%%

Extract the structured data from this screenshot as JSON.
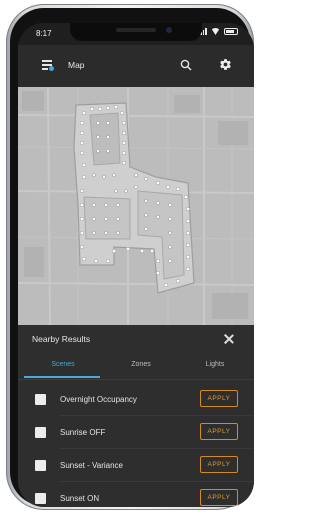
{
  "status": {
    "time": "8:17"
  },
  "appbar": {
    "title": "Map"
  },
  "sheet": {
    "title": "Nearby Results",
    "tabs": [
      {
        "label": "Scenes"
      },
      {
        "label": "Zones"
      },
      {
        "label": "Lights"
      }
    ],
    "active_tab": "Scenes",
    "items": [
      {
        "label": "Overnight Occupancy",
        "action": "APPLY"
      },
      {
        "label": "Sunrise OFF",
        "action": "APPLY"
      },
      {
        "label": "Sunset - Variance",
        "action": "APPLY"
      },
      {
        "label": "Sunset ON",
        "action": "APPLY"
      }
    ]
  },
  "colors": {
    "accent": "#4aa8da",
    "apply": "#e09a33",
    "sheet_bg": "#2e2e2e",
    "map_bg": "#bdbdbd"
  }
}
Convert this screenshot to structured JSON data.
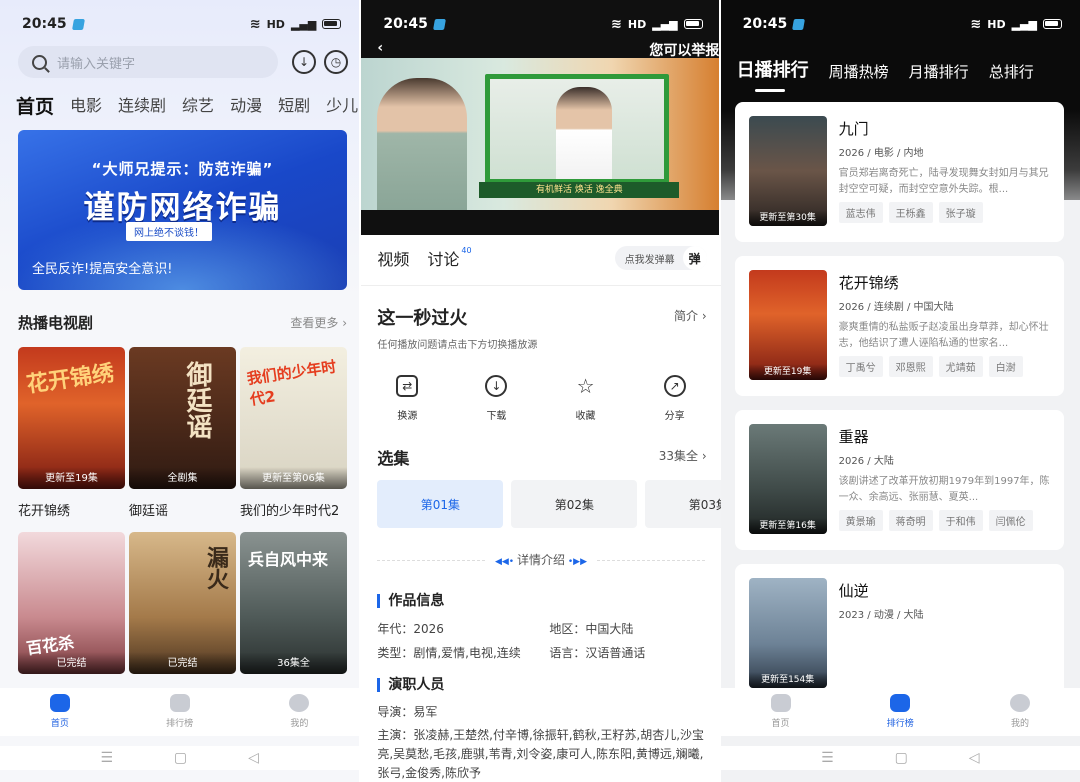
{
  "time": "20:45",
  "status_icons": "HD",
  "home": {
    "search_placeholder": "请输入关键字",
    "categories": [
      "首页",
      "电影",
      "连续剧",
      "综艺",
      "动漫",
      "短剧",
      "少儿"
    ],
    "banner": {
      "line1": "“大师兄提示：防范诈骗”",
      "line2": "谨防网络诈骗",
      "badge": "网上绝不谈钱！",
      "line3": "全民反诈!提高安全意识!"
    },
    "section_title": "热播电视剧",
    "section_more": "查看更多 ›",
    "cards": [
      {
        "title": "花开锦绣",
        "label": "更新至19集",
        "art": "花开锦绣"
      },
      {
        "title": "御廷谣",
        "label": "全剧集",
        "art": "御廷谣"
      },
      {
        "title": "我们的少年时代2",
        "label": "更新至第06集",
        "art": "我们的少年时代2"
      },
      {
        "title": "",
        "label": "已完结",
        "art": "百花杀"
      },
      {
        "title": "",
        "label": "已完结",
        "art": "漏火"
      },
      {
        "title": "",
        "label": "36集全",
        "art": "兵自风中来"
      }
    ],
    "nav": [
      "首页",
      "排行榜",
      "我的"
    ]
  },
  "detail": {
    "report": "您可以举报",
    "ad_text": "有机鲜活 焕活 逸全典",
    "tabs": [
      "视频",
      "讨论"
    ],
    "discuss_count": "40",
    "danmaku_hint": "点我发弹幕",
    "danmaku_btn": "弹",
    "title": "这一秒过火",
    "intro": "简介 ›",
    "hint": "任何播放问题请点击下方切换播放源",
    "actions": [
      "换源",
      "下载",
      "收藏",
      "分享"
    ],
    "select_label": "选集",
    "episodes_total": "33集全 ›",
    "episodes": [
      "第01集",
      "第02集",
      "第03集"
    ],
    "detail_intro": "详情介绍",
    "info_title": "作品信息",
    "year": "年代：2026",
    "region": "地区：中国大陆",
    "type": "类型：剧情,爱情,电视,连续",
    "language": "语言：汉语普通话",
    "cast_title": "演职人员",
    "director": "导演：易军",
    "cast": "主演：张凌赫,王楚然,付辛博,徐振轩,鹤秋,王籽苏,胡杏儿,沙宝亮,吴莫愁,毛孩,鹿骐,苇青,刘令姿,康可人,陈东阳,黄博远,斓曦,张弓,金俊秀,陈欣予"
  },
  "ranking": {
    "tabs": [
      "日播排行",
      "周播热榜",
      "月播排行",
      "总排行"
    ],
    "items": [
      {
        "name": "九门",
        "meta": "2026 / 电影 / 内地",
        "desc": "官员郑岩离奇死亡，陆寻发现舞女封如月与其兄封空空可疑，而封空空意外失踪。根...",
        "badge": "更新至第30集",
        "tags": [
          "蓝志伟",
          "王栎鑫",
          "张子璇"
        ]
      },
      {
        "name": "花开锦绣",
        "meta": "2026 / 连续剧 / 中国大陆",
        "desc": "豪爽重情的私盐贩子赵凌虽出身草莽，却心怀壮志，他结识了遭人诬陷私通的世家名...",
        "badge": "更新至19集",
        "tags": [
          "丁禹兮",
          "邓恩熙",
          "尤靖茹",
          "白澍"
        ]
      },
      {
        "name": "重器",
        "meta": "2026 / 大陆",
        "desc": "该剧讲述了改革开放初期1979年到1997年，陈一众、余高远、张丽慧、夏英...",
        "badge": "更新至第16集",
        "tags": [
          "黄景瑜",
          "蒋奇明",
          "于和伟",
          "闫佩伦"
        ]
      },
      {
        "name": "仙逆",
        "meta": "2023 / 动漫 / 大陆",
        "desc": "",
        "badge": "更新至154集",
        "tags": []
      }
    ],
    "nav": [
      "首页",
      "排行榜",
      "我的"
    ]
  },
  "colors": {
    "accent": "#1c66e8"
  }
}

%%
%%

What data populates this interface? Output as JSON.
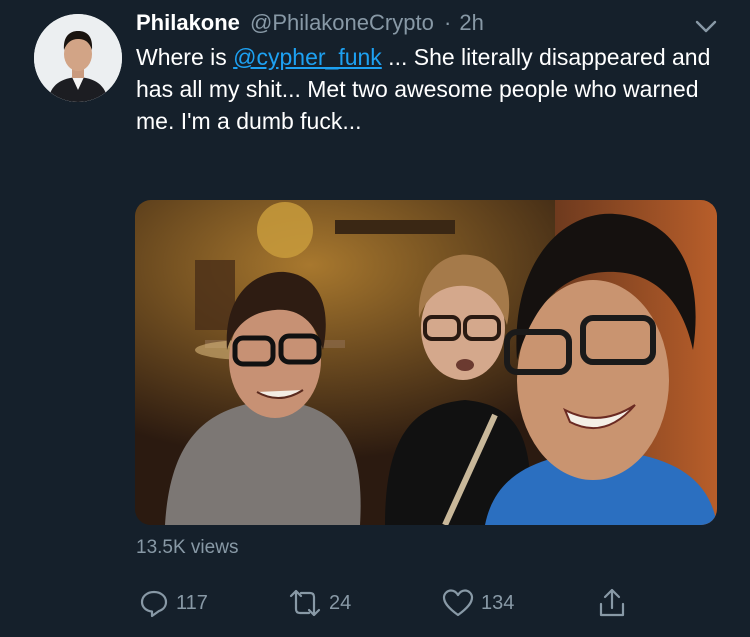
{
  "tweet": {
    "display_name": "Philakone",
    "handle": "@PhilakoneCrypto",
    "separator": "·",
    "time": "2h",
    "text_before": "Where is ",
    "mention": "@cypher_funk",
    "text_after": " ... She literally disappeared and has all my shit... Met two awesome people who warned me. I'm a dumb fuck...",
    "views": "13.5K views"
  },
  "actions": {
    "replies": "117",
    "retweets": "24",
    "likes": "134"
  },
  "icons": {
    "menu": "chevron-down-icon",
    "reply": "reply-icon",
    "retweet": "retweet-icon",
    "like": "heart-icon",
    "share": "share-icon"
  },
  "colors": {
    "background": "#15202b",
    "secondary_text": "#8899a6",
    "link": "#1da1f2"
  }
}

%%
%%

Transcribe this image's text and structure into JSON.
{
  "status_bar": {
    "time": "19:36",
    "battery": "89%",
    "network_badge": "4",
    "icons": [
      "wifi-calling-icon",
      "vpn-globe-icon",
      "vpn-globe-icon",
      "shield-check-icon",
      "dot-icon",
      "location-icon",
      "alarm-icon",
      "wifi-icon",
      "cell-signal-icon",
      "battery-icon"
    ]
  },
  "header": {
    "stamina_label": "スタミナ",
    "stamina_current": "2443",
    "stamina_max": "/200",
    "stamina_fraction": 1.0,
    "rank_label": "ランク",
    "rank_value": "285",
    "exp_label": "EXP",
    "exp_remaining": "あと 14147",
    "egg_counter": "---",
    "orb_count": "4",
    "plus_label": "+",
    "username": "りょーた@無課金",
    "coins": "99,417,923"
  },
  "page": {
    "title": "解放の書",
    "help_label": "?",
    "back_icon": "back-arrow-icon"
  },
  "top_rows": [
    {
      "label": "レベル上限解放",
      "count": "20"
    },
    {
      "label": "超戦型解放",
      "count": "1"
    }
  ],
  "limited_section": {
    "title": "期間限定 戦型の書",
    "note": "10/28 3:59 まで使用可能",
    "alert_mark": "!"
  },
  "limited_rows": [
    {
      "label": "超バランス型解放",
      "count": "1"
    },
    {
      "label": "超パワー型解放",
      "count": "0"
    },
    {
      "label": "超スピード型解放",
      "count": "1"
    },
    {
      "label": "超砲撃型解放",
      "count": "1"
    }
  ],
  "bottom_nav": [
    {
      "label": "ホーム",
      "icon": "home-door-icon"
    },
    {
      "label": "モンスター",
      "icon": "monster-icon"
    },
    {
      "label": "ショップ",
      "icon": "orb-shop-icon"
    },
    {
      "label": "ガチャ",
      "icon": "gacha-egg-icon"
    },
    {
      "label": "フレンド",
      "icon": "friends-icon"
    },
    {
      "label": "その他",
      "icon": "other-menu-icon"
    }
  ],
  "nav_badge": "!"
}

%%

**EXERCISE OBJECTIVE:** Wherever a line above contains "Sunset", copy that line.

**SOLUTION FOR THIS EXERCISE:**
        "label": "Sunset - Variance",
        "label": "Sunset ON",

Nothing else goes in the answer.